# [Assignment]
Each entry below should be output exactly, apart from its images.

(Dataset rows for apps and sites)
○ ○ ○ ○ ○ ○ ○

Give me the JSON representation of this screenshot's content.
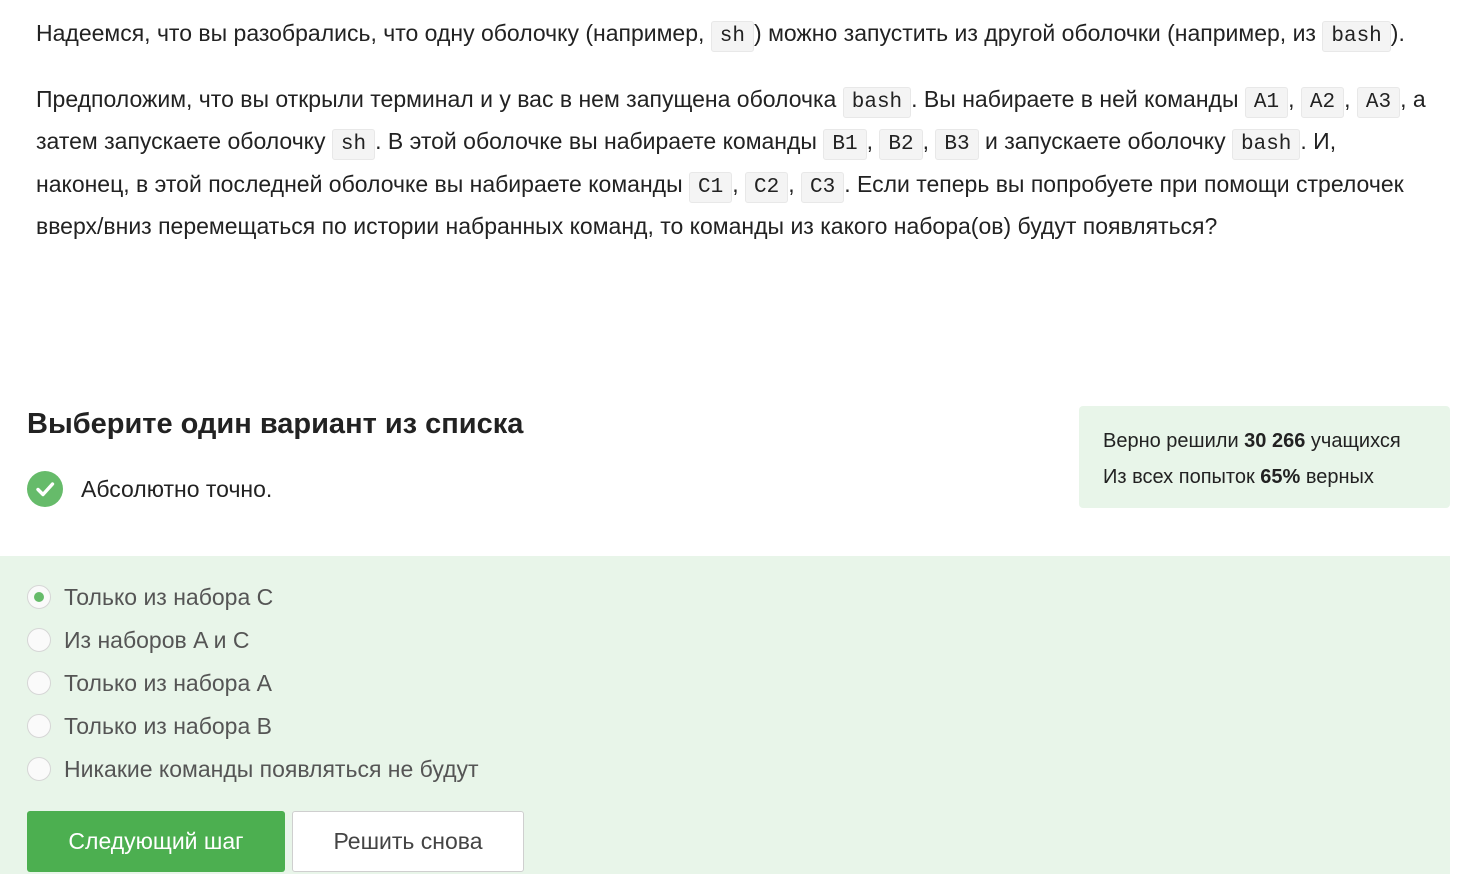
{
  "question": {
    "p1": [
      "Надеемся, что вы разобрались, что одну оболочку (например, ",
      "sh",
      ") можно запустить из другой оболочки (например, из ",
      "bash",
      ")."
    ],
    "p2": [
      "Предположим, что вы открыли терминал и у вас в нем запущена оболочка ",
      "bash",
      ". Вы набираете в ней команды ",
      "A1",
      ", ",
      "A2",
      ", ",
      "A3",
      ", а затем запускаете оболочку ",
      "sh",
      ". В этой оболочке вы набираете команды ",
      "B1",
      ", ",
      "B2",
      ", ",
      "B3",
      " и запускаете оболочку ",
      "bash",
      ". И, наконец, в этой последней оболочке вы набираете команды ",
      "C1",
      ", ",
      "C2",
      ", ",
      "C3",
      ". Если теперь вы попробуете при помощи стрелочек вверх/вниз перемещаться по истории набранных команд, то команды из какого набора(ов) будут появляться?"
    ]
  },
  "choice": {
    "heading": "Выберите один вариант из списка",
    "result_icon": "check-circle-icon",
    "result_text": "Абсолютно точно."
  },
  "stats": {
    "solved_prefix": "Верно решили ",
    "solved_count": "30 266",
    "solved_suffix": " учащихся",
    "attempts_prefix": "Из всех попыток ",
    "attempts_percent": "65%",
    "attempts_suffix": " верных"
  },
  "options": [
    {
      "label": "Только из набора C",
      "selected": true
    },
    {
      "label": "Из наборов A и C",
      "selected": false
    },
    {
      "label": "Только из набора A",
      "selected": false
    },
    {
      "label": "Только из набора B",
      "selected": false
    },
    {
      "label": "Никакие команды появляться не будут",
      "selected": false
    }
  ],
  "buttons": {
    "next_label": "Следующий шаг",
    "retry_label": "Решить снова"
  },
  "colors": {
    "accent_green": "#4caf50",
    "check_green": "#66bb6a",
    "panel_green": "#e8f5e9"
  }
}
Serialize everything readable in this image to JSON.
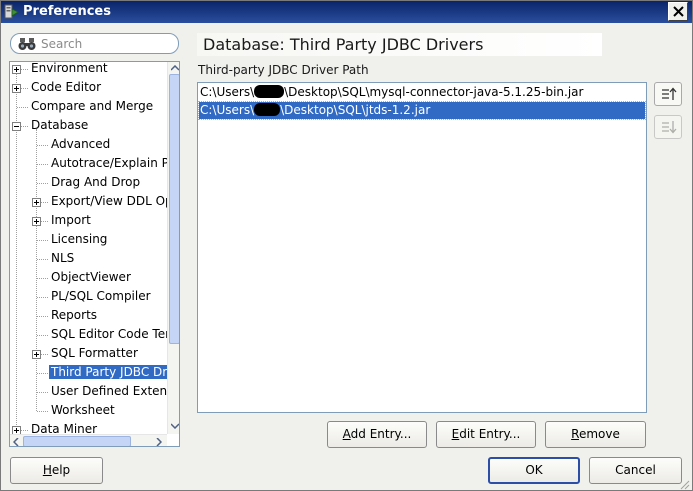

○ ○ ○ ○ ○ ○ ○

# [Exercise answer]
Give me the JSON representation of this screenshot's content.
{
  "question": {
    "p1": [
      "Надеемся, что вы разобрались, что одну оболочку (например, ",
      "sh",
      ") можно запустить из другой оболочки (например, из ",
      "bash",
      ")."
    ],
    "p2": [
      "Предположим, что вы открыли терминал и у вас в нем запущена оболочка ",
      "bash",
      ". Вы набираете в ней команды ",
      "A1",
      ", ",
      "A2",
      ", ",
      "A3",
      ", а затем запускаете оболочку ",
      "sh",
      ". В этой оболочке вы набираете команды ",
      "B1",
      ", ",
      "B2",
      ", ",
      "B3",
      " и запускаете оболочку ",
      "bash",
      ". И, наконец, в этой последней оболочке вы набираете команды ",
      "C1",
      ", ",
      "C2",
      ", ",
      "C3",
      ". Если теперь вы попробуете при помощи стрелочек вверх/вниз перемещаться по истории набранных команд, то команды из какого набора(ов) будут появляться?"
    ]
  },
  "choice": {
    "heading": "Выберите один вариант из списка",
    "result_icon": "check-circle-icon",
    "result_text": "Абсолютно точно."
  },
  "stats": {
    "solved_prefix": "Верно решили ",
    "solved_count": "30 266",
    "solved_suffix": " учащихся",
    "attempts_prefix": "Из всех попыток ",
    "attempts_percent": "65%",
    "attempts_suffix": " верных"
  },
  "options": [
    {
      "label": "Только из набора C",
      "selected": true
    },
    {
      "label": "Из наборов A и C",
      "selected": false
    },
    {
      "label": "Только из набора A",
      "selected": false
    },
    {
      "label": "Только из набора B",
      "selected": false
    },
    {
      "label": "Никакие команды появляться не будут",
      "selected": false
    }
  ],
  "buttons": {
    "next_label": "Следующий шаг",
    "retry_label": "Решить снова"
  },
  "colors": {
    "accent_green": "#4caf50",
    "check_green": "#66bb6a",
    "panel_green": "#e8f5e9"
  }
}
Serialize everything readable in this image to JSON.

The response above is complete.